Instructions for the task:
Set the data down again, exactly as it reads, but without the pictures.

=== Task input ===

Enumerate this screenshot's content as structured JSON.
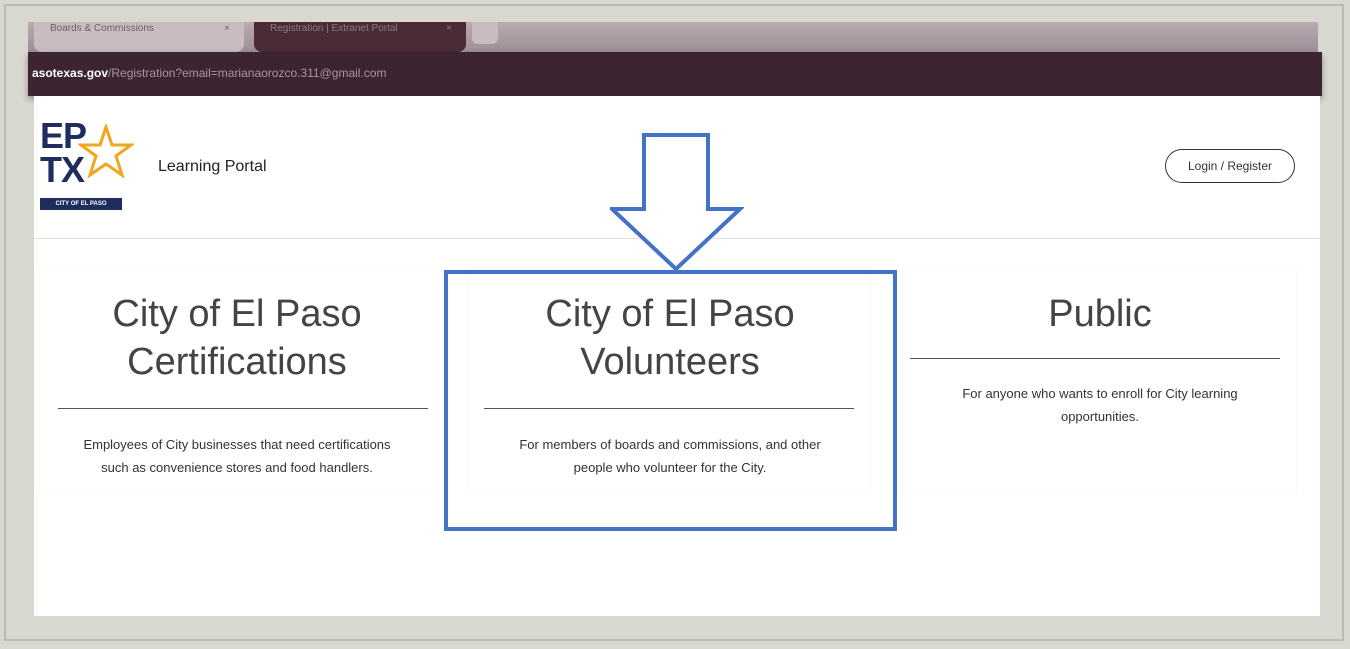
{
  "browser": {
    "tabs": [
      {
        "label": "Boards & Commissions",
        "close": "×"
      },
      {
        "label": "Registration | Extranet Portal",
        "close": "×"
      }
    ],
    "new_tab": "+",
    "url_domain": "asotexas.gov",
    "url_path": "/Registration?email=marianaorozco.311@gmail.com"
  },
  "header": {
    "logo_line1": "EP",
    "logo_line2": "TX",
    "logo_badge": "CITY OF EL PASO",
    "portal_title": "Learning Portal",
    "login_label": "Login / Register"
  },
  "cards": [
    {
      "title_line1": "City of El Paso",
      "title_line2": "Certifications",
      "desc_line1": "Employees of City businesses that need certifications",
      "desc_line2": "such as convenience stores and food handlers."
    },
    {
      "title_line1": "City of El Paso",
      "title_line2": "Volunteers",
      "desc_line1": "For members of boards and commissions, and other",
      "desc_line2": "people who volunteer for the City."
    },
    {
      "title_line1": "Public",
      "desc_line1": "For anyone who wants to enroll for City learning",
      "desc_line2": "opportunities."
    }
  ],
  "colors": {
    "annotation": "#4472c4",
    "brand_navy": "#1f2d5e",
    "brand_star": "#f2a51f",
    "chrome_dark": "#3c2530"
  }
}
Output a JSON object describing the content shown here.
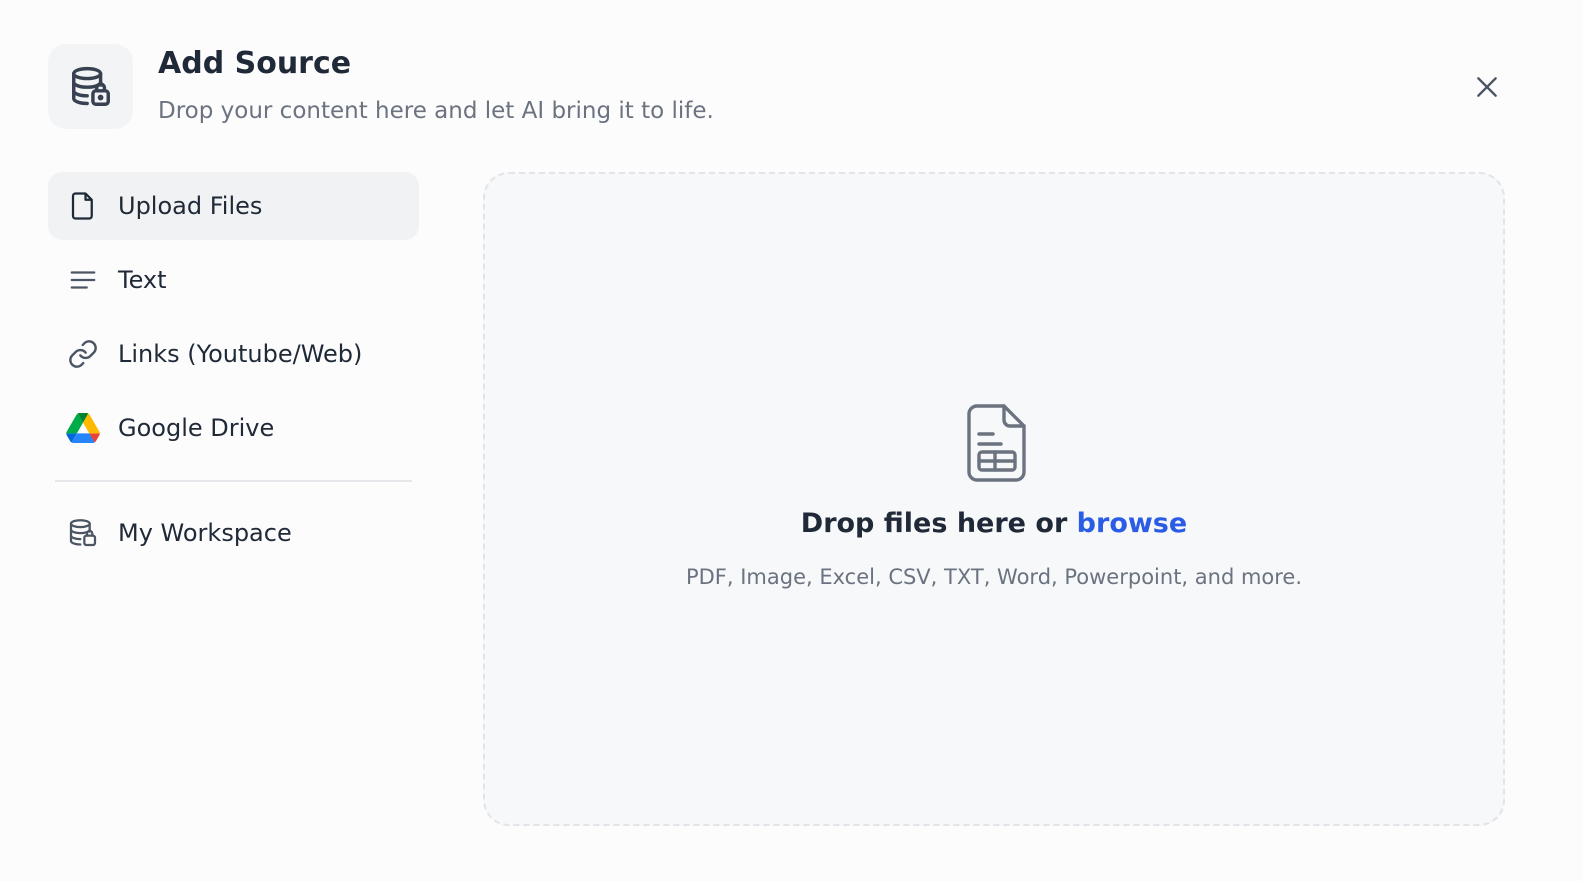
{
  "header": {
    "title": "Add Source",
    "subtitle": "Drop your content here and let AI bring it to life.",
    "icon": "database-lock-icon",
    "close_icon": "close-icon"
  },
  "sidebar": {
    "items": [
      {
        "label": "Upload Files",
        "icon": "file-icon",
        "active": true
      },
      {
        "label": "Text",
        "icon": "text-lines-icon",
        "active": false
      },
      {
        "label": "Links (Youtube/Web)",
        "icon": "link-icon",
        "active": false
      },
      {
        "label": "Google Drive",
        "icon": "google-drive-icon",
        "active": false
      }
    ],
    "workspace": {
      "label": "My Workspace",
      "icon": "database-lock-icon"
    }
  },
  "dropzone": {
    "icon": "spreadsheet-file-icon",
    "prompt": "Drop files here or ",
    "browse_label": "browse",
    "hint": "PDF, Image, Excel, CSV, TXT, Word, Powerpoint, and more."
  },
  "colors": {
    "accent": "#2b5ce6",
    "text_primary": "#1f2937",
    "text_secondary": "#6b7280",
    "active_bg": "#f1f2f4"
  }
}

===

Output for this exercise:
Enumerate this screenshot's content as structured JSON.
{
  "browser": {
    "tabs": [
      {
        "label": "Boards & Commissions",
        "close": "×"
      },
      {
        "label": "Registration | Extranet Portal",
        "close": "×"
      }
    ],
    "new_tab": "+",
    "url_domain": "asotexas.gov",
    "url_path": "/Registration?email=marianaorozco.311@gmail.com"
  },
  "header": {
    "logo_line1": "EP",
    "logo_line2": "TX",
    "logo_badge": "CITY OF EL PASO",
    "portal_title": "Learning Portal",
    "login_label": "Login / Register"
  },
  "cards": [
    {
      "title_line1": "City of El Paso",
      "title_line2": "Certifications",
      "desc_line1": "Employees of City businesses that need certifications",
      "desc_line2": "such as convenience stores and food handlers."
    },
    {
      "title_line1": "City of El Paso",
      "title_line2": "Volunteers",
      "desc_line1": "For members of boards and commissions, and other",
      "desc_line2": "people who volunteer for the City."
    },
    {
      "title_line1": "Public",
      "desc_line1": "For anyone who wants to enroll for City learning",
      "desc_line2": "opportunities."
    }
  ],
  "colors": {
    "annotation": "#4472c4",
    "brand_navy": "#1f2d5e",
    "brand_star": "#f2a51f",
    "chrome_dark": "#3c2530"
  }
}
Output a JSON object describing the content shown here.
{
  "header": {
    "title": "Add Source",
    "subtitle": "Drop your content here and let AI bring it to life.",
    "icon": "database-lock-icon",
    "close_icon": "close-icon"
  },
  "sidebar": {
    "items": [
      {
        "label": "Upload Files",
        "icon": "file-icon",
        "active": true
      },
      {
        "label": "Text",
        "icon": "text-lines-icon",
        "active": false
      },
      {
        "label": "Links (Youtube/Web)",
        "icon": "link-icon",
        "active": false
      },
      {
        "label": "Google Drive",
        "icon": "google-drive-icon",
        "active": false
      }
    ],
    "workspace": {
      "label": "My Workspace",
      "icon": "database-lock-icon"
    }
  },
  "dropzone": {
    "icon": "spreadsheet-file-icon",
    "prompt": "Drop files here or ",
    "browse_label": "browse",
    "hint": "PDF, Image, Excel, CSV, TXT, Word, Powerpoint, and more."
  },
  "colors": {
    "accent": "#2b5ce6",
    "text_primary": "#1f2937",
    "text_secondary": "#6b7280",
    "active_bg": "#f1f2f4"
  }
}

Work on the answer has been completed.